A lottery is a gambling game in which participants pay a small amount of money — usually a percentage of the ticket price or a flat sum — for a chance to win a large prize. The casting of lots to decide fates and allocate goods or privileges has a long history, and state-sponsored lotteries began in Europe in the first half of the 15th century. The term lottery is derived from the Latin loteria, meaning “fate drawn by lots.”

A major element of all lotteries is the drawing, a procedure for selecting winners. Tickets are thoroughly mixed by mechanical means (such as shaking or tossing) and then randomly selected using some method, often involving a series of mechanical spinners. Computers are increasingly being used to do this, since they can store and randomize large numbers of tickets. The selection process ensures that winning tickets are chosen by pure chance, rather than being biased toward the most active or wealthy patrons.

State lotteries are highly popular and generate substantial revenues. In most states, more than 60% of adults report playing at least once a year.1 In a few cases, the proceeds of a lotteries are earmarked for specific public purposes.2 However, even when lotteries are not earmarked for public purpose, the public seems to be broadly supportive of them.

While a number of different theories have been offered to explain the popularity of lotteries, it is clear that they appeal to the public’s desire to acquire wealth in a relatively low-risk and cost manner. In addition, state governments are able to market them as an alternative to higher taxes or cuts in public services, and this is often a powerful argument.
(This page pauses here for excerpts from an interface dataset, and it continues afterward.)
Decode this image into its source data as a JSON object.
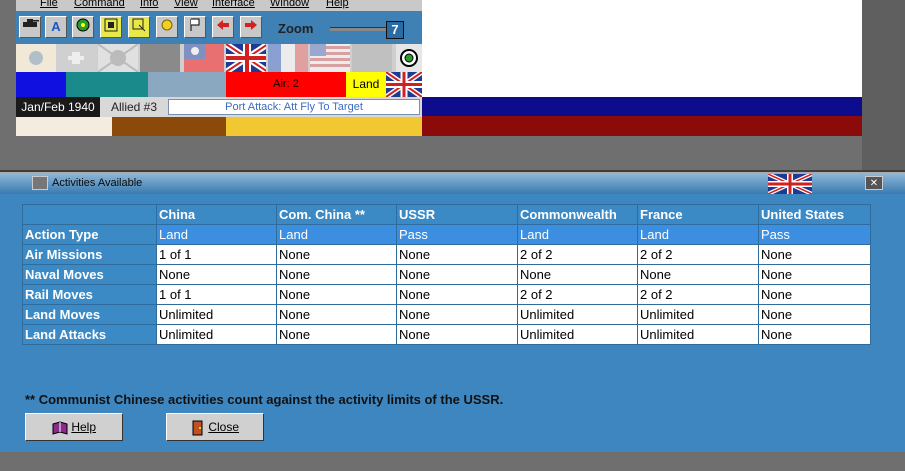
{
  "menu": [
    "File",
    "Command",
    "Info",
    "View",
    "Interface",
    "Window",
    "Help"
  ],
  "toolbar": {
    "zoom_label": "Zoom",
    "zoom_value": "7"
  },
  "info": {
    "air_label": "Air: 2",
    "land_label": "Land"
  },
  "status": {
    "date": "Jan/Feb 1940",
    "impulse": "Allied #3",
    "mission": "Port Attack: Att Fly To Target"
  },
  "dialog": {
    "title": "Activities Available",
    "columns": [
      "China",
      "Com. China **",
      "USSR",
      "Commonwealth",
      "France",
      "United States"
    ],
    "rows": [
      {
        "label": "Action Type",
        "cells": [
          "Land",
          "Land",
          "Pass",
          "Land",
          "Land",
          "Pass"
        ]
      },
      {
        "label": "Air Missions",
        "cells": [
          "1 of 1",
          "None",
          "None",
          "2 of 2",
          "2 of 2",
          "None"
        ]
      },
      {
        "label": "Naval Moves",
        "cells": [
          "None",
          "None",
          "None",
          "None",
          "None",
          "None"
        ]
      },
      {
        "label": "Rail Moves",
        "cells": [
          "1 of 1",
          "None",
          "None",
          "2 of 2",
          "2 of 2",
          "None"
        ]
      },
      {
        "label": "Land Moves",
        "cells": [
          "Unlimited",
          "None",
          "None",
          "Unlimited",
          "Unlimited",
          "None"
        ]
      },
      {
        "label": "Land Attacks",
        "cells": [
          "Unlimited",
          "None",
          "None",
          "Unlimited",
          "Unlimited",
          "None"
        ]
      }
    ],
    "footnote": "** Communist Chinese activities count against the activity limits of the USSR.",
    "help_label": "Help",
    "close_label": "Close"
  },
  "icons": [
    "tank-icon",
    "text-icon",
    "settings-icon",
    "grid-icon",
    "zoom-icon",
    "star-icon",
    "flag-icon",
    "arrow-left-icon",
    "arrow-right-icon",
    "book-icon",
    "door-icon",
    "target-icon",
    "uk-flag-icon"
  ],
  "colors": {
    "dialog_bg": "#3e86bf",
    "header_bg": "#3b8ac6",
    "selected_row": "#3c8fe0"
  }
}
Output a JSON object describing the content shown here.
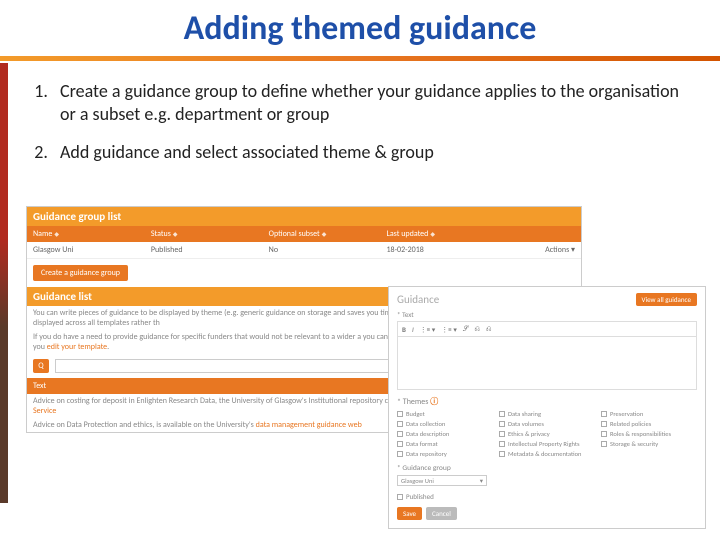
{
  "slide": {
    "title": "Adding themed guidance",
    "steps": [
      "Create a guidance group to define whether your guidance applies to the organisation or a subset e.g. department or group",
      "Add guidance and select associated theme & group"
    ]
  },
  "panel1": {
    "header1": "Guidance group list",
    "columns": [
      "Name",
      "Status",
      "Optional subset",
      "Last updated",
      ""
    ],
    "row": {
      "name": "Glasgow Uni",
      "status": "Published",
      "subset": "No",
      "updated": "18-02-2018",
      "actions": "Actions ▾"
    },
    "create_btn": "Create a guidance group",
    "header2": "Guidance list",
    "para1": "You can write pieces of guidance to be displayed by theme (e.g. generic guidance on storage and saves you time and effort as your advice will be automatically displayed across all templates rather th",
    "para2a": "If you do have a need to provide guidance for specific funders that would not be relevant to a wider a you can do so by adding guidance to a specific question when you ",
    "para2_link": "edit your template",
    "search_btn": "Search",
    "text_band": "Text",
    "advice1a": "Advice on costing for deposit in Enlighten Research Data, the University of Glasgow's Institutional repository can be ",
    "advice1_link": "sought from the: Research Data Management Service",
    "advice2a": "Advice on Data Protection and ethics, is available on the University's ",
    "advice2_link": "data management guidance web"
  },
  "panel2": {
    "title": "Guidance",
    "view_btn": "View all guidance",
    "text_label": "* Text",
    "toolbar": [
      "B",
      "I",
      "⋮≡ ▾",
      "⋮≡ ▾",
      "𝒮",
      "⎌",
      "⎌"
    ],
    "themes_label": "* Themes",
    "themes": [
      "Budget",
      "Data sharing",
      "Preservation",
      "Data collection",
      "Data volumes",
      "Related policies",
      "Data description",
      "Ethics & privacy",
      "Roles & responsibilities",
      "Data format",
      "Intellectual Property Rights",
      "Storage & security",
      "Data repository",
      "Metadata & documentation",
      ""
    ],
    "group_label": "* Guidance group",
    "group_value": "Glasgow Uni",
    "published_label": "Published",
    "save_btn": "Save",
    "cancel_btn": "Cancel"
  }
}
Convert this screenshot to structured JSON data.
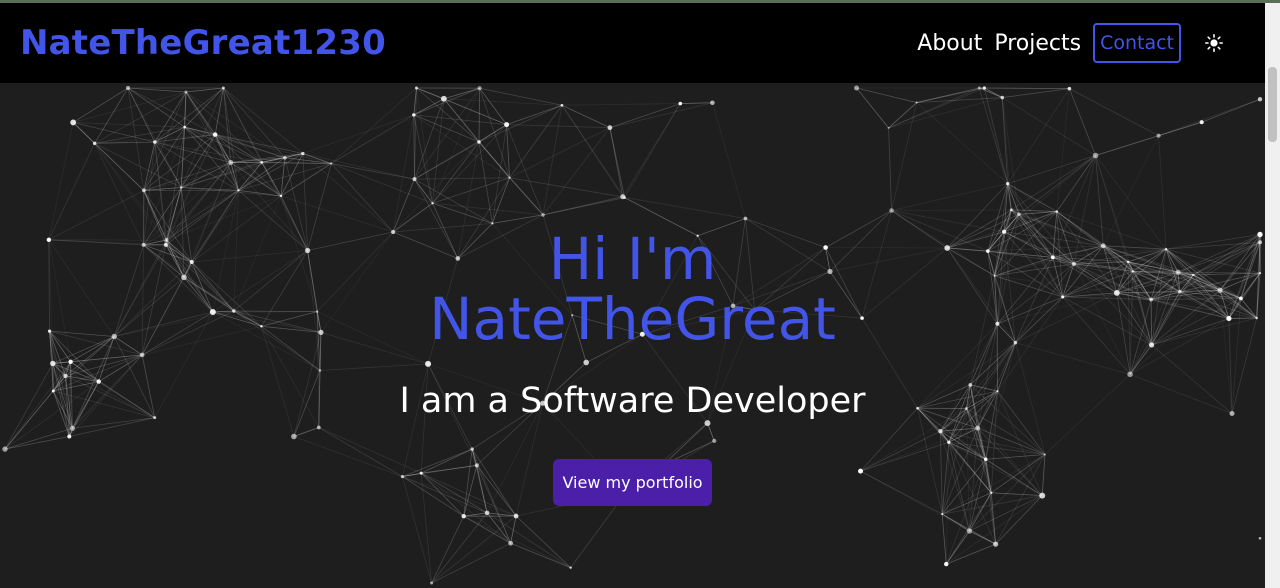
{
  "navbar": {
    "brand": "NateTheGreat1230",
    "links": [
      "About",
      "Projects"
    ],
    "contact_label": "Contact",
    "theme_icon": "sun-icon"
  },
  "hero": {
    "title_line1": "Hi I'm",
    "title_line2": "NateTheGreat",
    "subtitle": "I am a Software Developer",
    "cta_label": "View my portfolio",
    "background": "particle-network"
  },
  "colors": {
    "accent": "#4255e8",
    "button": "#4b1fa8",
    "navbar_bg": "#000000",
    "hero_bg": "#1e1e1e"
  }
}
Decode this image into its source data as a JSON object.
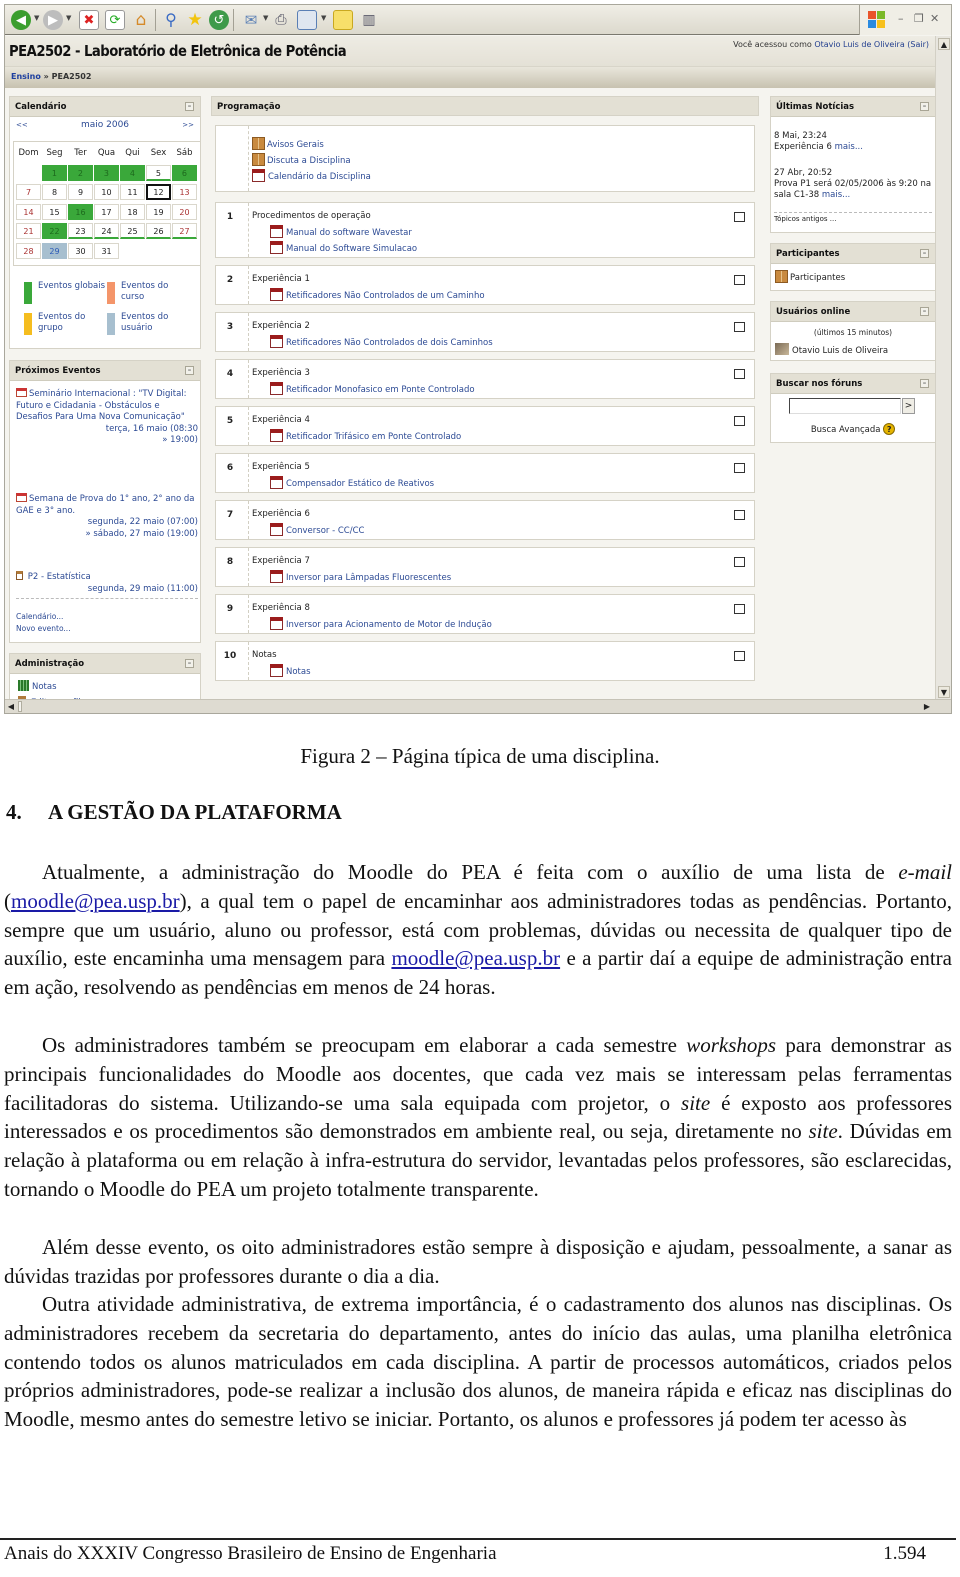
{
  "browser": {
    "toolbar_icons": [
      "back-icon",
      "forward-icon",
      "stop-icon",
      "refresh-icon",
      "home-icon",
      "search-icon",
      "favorites-icon",
      "history-icon",
      "mail-icon",
      "print-icon",
      "edit-icon",
      "notes-icon",
      "research-icon"
    ],
    "window_controls": [
      "minimize",
      "restore",
      "close"
    ]
  },
  "moodle": {
    "site_title": "PEA2502 - Laboratório de Eletrônica de Potência",
    "login": {
      "prefix": "Você acessou como",
      "user": "Otavio Luis de Oliveira",
      "logout": "(Sair)"
    },
    "breadcrumb": {
      "root": "Ensino",
      "sep": "»",
      "current": "PEA2502"
    },
    "calendar": {
      "title": "Calendário",
      "prev": "<<",
      "month": "maio 2006",
      "next": ">>",
      "weekdays": [
        "Dom",
        "Seg",
        "Ter",
        "Qua",
        "Qui",
        "Sex",
        "Sáb"
      ],
      "weeks": [
        [
          "",
          "1",
          "2",
          "3",
          "4",
          "5",
          "6"
        ],
        [
          "7",
          "8",
          "9",
          "10",
          "11",
          "12",
          "13"
        ],
        [
          "14",
          "15",
          "16",
          "17",
          "18",
          "19",
          "20"
        ],
        [
          "21",
          "22",
          "23",
          "24",
          "25",
          "26",
          "27"
        ],
        [
          "28",
          "29",
          "30",
          "31",
          "",
          "",
          ""
        ]
      ],
      "today": "12",
      "global_event_days": [
        "1",
        "2",
        "3",
        "4",
        "6",
        "16",
        "22"
      ],
      "underlined_days": [
        "5",
        "23",
        "24",
        "25",
        "26",
        "27"
      ],
      "user_event_days": [
        "29"
      ],
      "legend": [
        {
          "label": "Eventos globais",
          "color": "#3aa83a"
        },
        {
          "label": "Eventos do curso",
          "color": "#f4956a"
        },
        {
          "label": "Eventos do grupo",
          "color": "#f5bd1f"
        },
        {
          "label": "Eventos do usuário",
          "color": "#a7bfcf"
        }
      ]
    },
    "upcoming": {
      "title": "Próximos Eventos",
      "events": [
        {
          "name": "Seminário Internacional : \"TV Digital: Futuro e Cidadania - Obstáculos e Desafios Para Uma Nova Comunicação\"",
          "start": "terça, 16 maio (08:30",
          "end": "» 19:00)"
        },
        {
          "name": "Semana de Prova do 1° ano, 2° ano da GAE e 3° ano.",
          "start": "segunda, 22 maio (07:00)",
          "end": "» sábado, 27 maio (19:00)"
        },
        {
          "name": "P2 - Estatística",
          "start": "segunda, 29 maio (11:00)",
          "end": ""
        }
      ],
      "links": [
        "Calendário...",
        "Novo evento..."
      ]
    },
    "admin": {
      "title": "Administração",
      "items": [
        "Notas",
        "Editar perfil"
      ]
    },
    "programacao": {
      "title": "Programação",
      "intro": [
        {
          "icon": "forum",
          "label": "Avisos Gerais"
        },
        {
          "icon": "forum",
          "label": "Discuta a Disciplina"
        },
        {
          "icon": "pdf",
          "label": "Calendário da Disciplina"
        }
      ],
      "sections": [
        {
          "num": "1",
          "title": "Procedimentos de operação",
          "resources": [
            "Manual do software Wavestar",
            "Manual do Software Simulacao"
          ]
        },
        {
          "num": "2",
          "title": "Experiência 1",
          "resources": [
            "Retificadores Não Controlados de um Caminho"
          ]
        },
        {
          "num": "3",
          "title": "Experiência 2",
          "resources": [
            "Retificadores Não Controlados de dois Caminhos"
          ]
        },
        {
          "num": "4",
          "title": "Experiência 3",
          "resources": [
            "Retificador Monofasico em Ponte Controlado"
          ]
        },
        {
          "num": "5",
          "title": "Experiência 4",
          "resources": [
            "Retificador Trifásico em Ponte Controlado"
          ]
        },
        {
          "num": "6",
          "title": "Experiência 5",
          "resources": [
            "Compensador Estático de Reativos"
          ]
        },
        {
          "num": "7",
          "title": "Experiência 6",
          "resources": [
            "Conversor - CC/CC"
          ]
        },
        {
          "num": "8",
          "title": "Experiência 7",
          "resources": [
            "Inversor para Lâmpadas Fluorescentes"
          ]
        },
        {
          "num": "9",
          "title": "Experiência 8",
          "resources": [
            "Inversor para Acionamento de Motor de Indução"
          ]
        },
        {
          "num": "10",
          "title": "Notas",
          "resources": [
            "Notas"
          ]
        }
      ]
    },
    "news": {
      "title": "Últimas Notícias",
      "items": [
        {
          "date": "8 Mai, 23:24",
          "text": "Experiência 6",
          "more": "mais..."
        },
        {
          "date": "27 Abr, 20:52",
          "text": "Prova P1 será 02/05/2006 às 9:20 na sala C1-38",
          "more": "mais..."
        }
      ],
      "older": "Tópicos antigos ..."
    },
    "participants": {
      "title": "Participantes",
      "link": "Participantes"
    },
    "online": {
      "title": "Usuários online",
      "subtitle": "(últimos 15 minutos)",
      "users": [
        "Otavio Luis de Oliveira"
      ]
    },
    "forum_search": {
      "title": "Buscar nos fóruns",
      "value": "",
      "go": ">",
      "advanced": "Busca Avançada",
      "help": "?"
    }
  },
  "document": {
    "caption": "Figura 2 – Página típica de uma disciplina.",
    "section_number": "4.",
    "section_title": "A GESTÃO DA PLATAFORMA",
    "p1": {
      "a": "Atualmente, a administração do Moodle do PEA é feita com o auxílio de uma lista de ",
      "em": "e-mail",
      "b": " (",
      "link1": "moodle@pea.usp.br",
      "c": "), a qual tem o papel de encaminhar aos administradores todas as pendências. Portanto, sempre que um usuário, aluno ou professor, está com problemas, dúvidas ou necessita de qualquer tipo de auxílio, este encaminha uma mensagem para ",
      "link2": "moodle@pea.usp.br",
      "d": " e a partir daí a equipe de administração entra em ação, resolvendo as pendências em menos de 24 horas."
    },
    "p2": {
      "a": "Os administradores também se preocupam em elaborar a cada semestre ",
      "em1": "workshops",
      "b": " para demonstrar as principais funcionalidades do Moodle aos docentes, que cada vez mais se interessam pelas ferramentas facilitadoras do sistema. Utilizando-se uma sala equipada com projetor, o ",
      "em2": "site",
      "c": " é exposto aos professores interessados e os procedimentos são demonstrados em ambiente real, ou seja, diretamente no ",
      "em3": "site",
      "d": ". Dúvidas em relação à plataforma ou em relação à infra-estrutura do servidor, levantadas pelos professores, são esclarecidas, tornando o Moodle do PEA um projeto totalmente transparente."
    },
    "p3": "Além desse evento, os oito administradores estão sempre à disposição e ajudam, pessoalmente, a sanar as dúvidas trazidas por professores durante o dia a dia.",
    "p4": "Outra atividade administrativa, de extrema importância, é o cadastramento dos alunos nas disciplinas. Os administradores recebem da secretaria do departamento, antes do início das aulas, uma planilha eletrônica contendo todos os alunos matriculados em cada disciplina. A partir de processos automáticos, criados pelos próprios administradores, pode-se realizar a inclusão dos alunos, de maneira rápida e eficaz nas disciplinas do Moodle, mesmo antes do semestre letivo se iniciar. Portanto, os alunos e professores já podem ter acesso às",
    "footer_left": "Anais do XXXIV Congresso Brasileiro de Ensino de Engenharia",
    "footer_right": "1.594"
  }
}
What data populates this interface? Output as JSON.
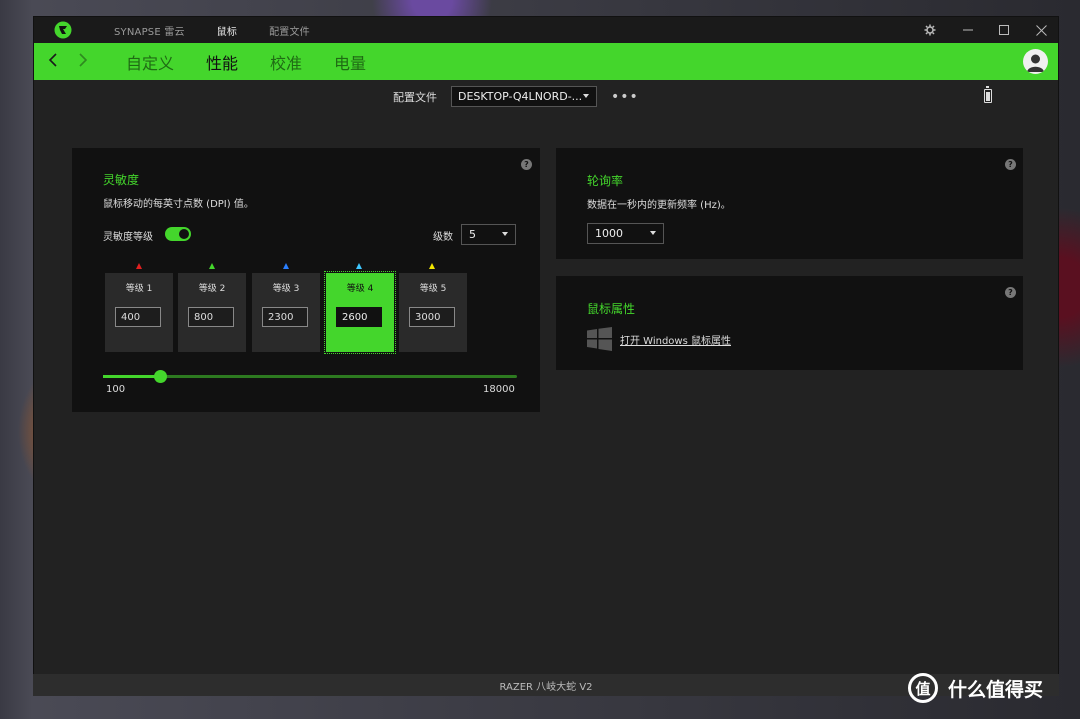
{
  "titlebar": {
    "tabs": [
      "SYNAPSE 雷云",
      "鼠标",
      "配置文件"
    ],
    "active_tab": 1
  },
  "nav": {
    "tabs": [
      "自定义",
      "性能",
      "校准",
      "电量"
    ],
    "active_tab": 1
  },
  "profile": {
    "label": "配置文件",
    "value": "DESKTOP-Q4LNORD-...",
    "more": "•••"
  },
  "sensitivity": {
    "title": "灵敏度",
    "description": "鼠标移动的每英寸点数 (DPI) 值。",
    "toggle_label": "灵敏度等级",
    "toggle_on": true,
    "levels_label": "级数",
    "levels_value": "5",
    "stages": [
      {
        "label": "等级 1",
        "value": "400",
        "color": "#e02020"
      },
      {
        "label": "等级 2",
        "value": "800",
        "color": "#44d62c"
      },
      {
        "label": "等级 3",
        "value": "2300",
        "color": "#2a7fff"
      },
      {
        "label": "等级 4",
        "value": "2600",
        "color": "#3ec7ff"
      },
      {
        "label": "等级 5",
        "value": "3000",
        "color": "#f2e600"
      }
    ],
    "active_stage": 3,
    "slider_min": "100",
    "slider_max": "18000",
    "slider_value": 2600
  },
  "polling": {
    "title": "轮询率",
    "description": "数据在一秒内的更新频率 (Hz)。",
    "value": "1000"
  },
  "mouse_props": {
    "title": "鼠标属性",
    "link": "打开 Windows 鼠标属性"
  },
  "help_icon": "?",
  "device_name": "RAZER 八岐大蛇 V2",
  "watermark": {
    "logo": "值",
    "text": "什么值得买"
  },
  "colors": {
    "accent": "#44d62c",
    "panel": "#111111",
    "window": "#222222"
  }
}
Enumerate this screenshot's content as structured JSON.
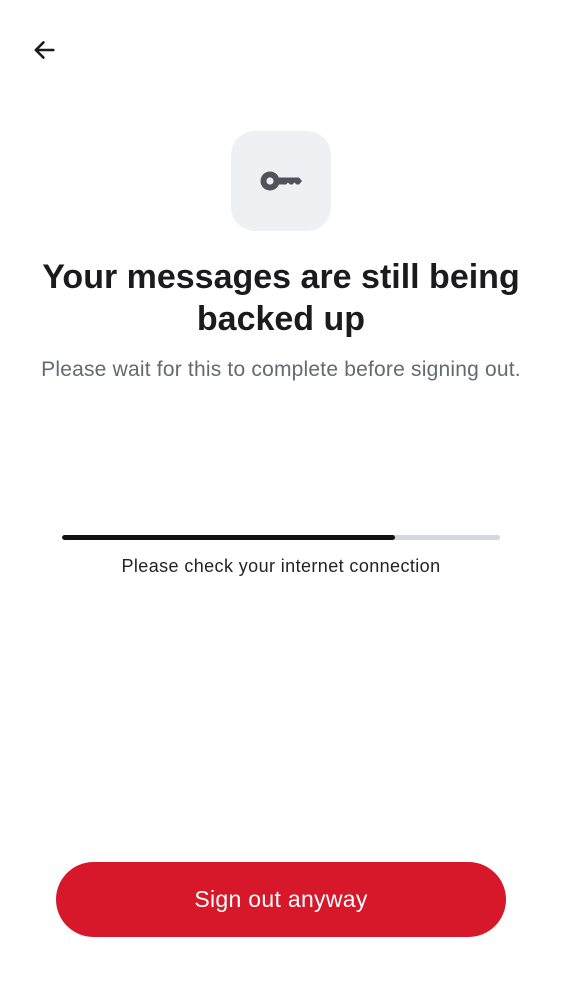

The fact that state lotteries are often run like businesses, with the primary goal of maximizing revenue, also raises questions about their ethical implications. If the promotion of gambling results in adverse effects for the poor, problem gamblers, and the rest of the population, should a government-sponsored business be allowed to profit from these activities?

In spite of the controversial aspects of this issue, most states continue to adopt lotteries. In many cases, debates about lottery adoption have focused on the relative merits of a particular proposal and on the state government’s financial circumstances, but once a lottery is established, its advocates tend to focus almost exclusively on raising revenue. This process often leads to the gradual evolution of a lottery system with little or no overall planning and oversight. In the end, few states have a coherent gaming policy, and public officials inherit policies and revenues that they cannot easily control or influence.